The release of the list, ordered by a federal judge, came amid wide criticism of the almost total secrecy surrounding the Guantanamo Bay detention centre, where the United States now holds about 490 detainees.
"This is information that should have been released a long time ago, and it's a scandal that it hasn't been," said Bill Goodman, legal director of the New York-based Centre for Constitutional Rights, which has helped coordinate legal efforts on behalf of Guantanamo detainees.
The combatant status hearings at Guantanamo Bay were held from July 2004 to January 2005. All detainees at the prison during that period had such a hearing. Of the 558 detainees who received one, the panels classified 38 as "no longer enemy combatants" and the military later released 29 of them from Guantanamo.
The remaining nine include an undisclosed number of Uighurs who can't be sent back to their native China because of the possibility they could face persecution over their campaign for an independent homeland, often called East Turkestan. They are being held in a part of the detention centre with extra privileges known as Camp Iguana, a military spokesman said.

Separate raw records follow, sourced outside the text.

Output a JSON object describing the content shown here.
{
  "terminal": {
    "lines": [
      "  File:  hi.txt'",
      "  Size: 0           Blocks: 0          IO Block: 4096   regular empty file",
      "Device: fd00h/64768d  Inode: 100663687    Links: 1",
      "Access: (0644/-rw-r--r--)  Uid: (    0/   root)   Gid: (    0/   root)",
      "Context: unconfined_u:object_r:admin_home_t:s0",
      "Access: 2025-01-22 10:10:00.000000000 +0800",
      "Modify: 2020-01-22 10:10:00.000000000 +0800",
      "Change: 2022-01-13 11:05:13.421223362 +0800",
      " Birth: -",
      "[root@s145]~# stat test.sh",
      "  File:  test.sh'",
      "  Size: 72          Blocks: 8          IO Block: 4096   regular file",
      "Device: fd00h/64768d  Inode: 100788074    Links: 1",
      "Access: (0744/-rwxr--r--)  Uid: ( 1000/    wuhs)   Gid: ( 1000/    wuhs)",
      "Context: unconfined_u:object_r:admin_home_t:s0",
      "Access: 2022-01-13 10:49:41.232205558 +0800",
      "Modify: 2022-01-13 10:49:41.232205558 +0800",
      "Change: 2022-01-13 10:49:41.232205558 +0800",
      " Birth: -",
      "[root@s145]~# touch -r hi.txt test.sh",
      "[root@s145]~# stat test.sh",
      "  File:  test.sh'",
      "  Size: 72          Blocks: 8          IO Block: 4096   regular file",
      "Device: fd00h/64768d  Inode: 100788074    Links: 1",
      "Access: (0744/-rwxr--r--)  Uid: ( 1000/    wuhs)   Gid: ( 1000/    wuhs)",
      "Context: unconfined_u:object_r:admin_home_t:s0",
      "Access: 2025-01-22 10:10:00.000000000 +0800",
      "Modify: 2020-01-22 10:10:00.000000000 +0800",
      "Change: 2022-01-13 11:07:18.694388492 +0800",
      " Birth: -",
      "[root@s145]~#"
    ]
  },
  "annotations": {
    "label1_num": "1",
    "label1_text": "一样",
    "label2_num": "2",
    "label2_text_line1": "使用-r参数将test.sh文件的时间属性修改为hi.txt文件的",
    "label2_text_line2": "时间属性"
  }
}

Today China - whose President, Hu Jintao, is visiting Washington - urged the United States to return the Chinese nationals held as part of the "War on Terror". Washington should "repatriate Chinese-nationality terror suspects held at Guantanamo as quickly as possible", the Chinese Foreign Ministry said in a statement.
"East Turkestan forces are part of international terrorist forces and pose a grave threat to the international community, including China and the United States," Qin Gang, a Chinese Foreign Ministry spokesman, told reporters in Beijing.
Beijing's renewed call to take back the detainees came after two of the Uighurs at Guantanamo, Abu Bakker Qassim and A'del Abdu Al-Hakim, failed to persuade the US Supreme Court earlier this week to review a lower court decision that a federal court has no power to order their release, even though it has ruled they are not being lawfully held.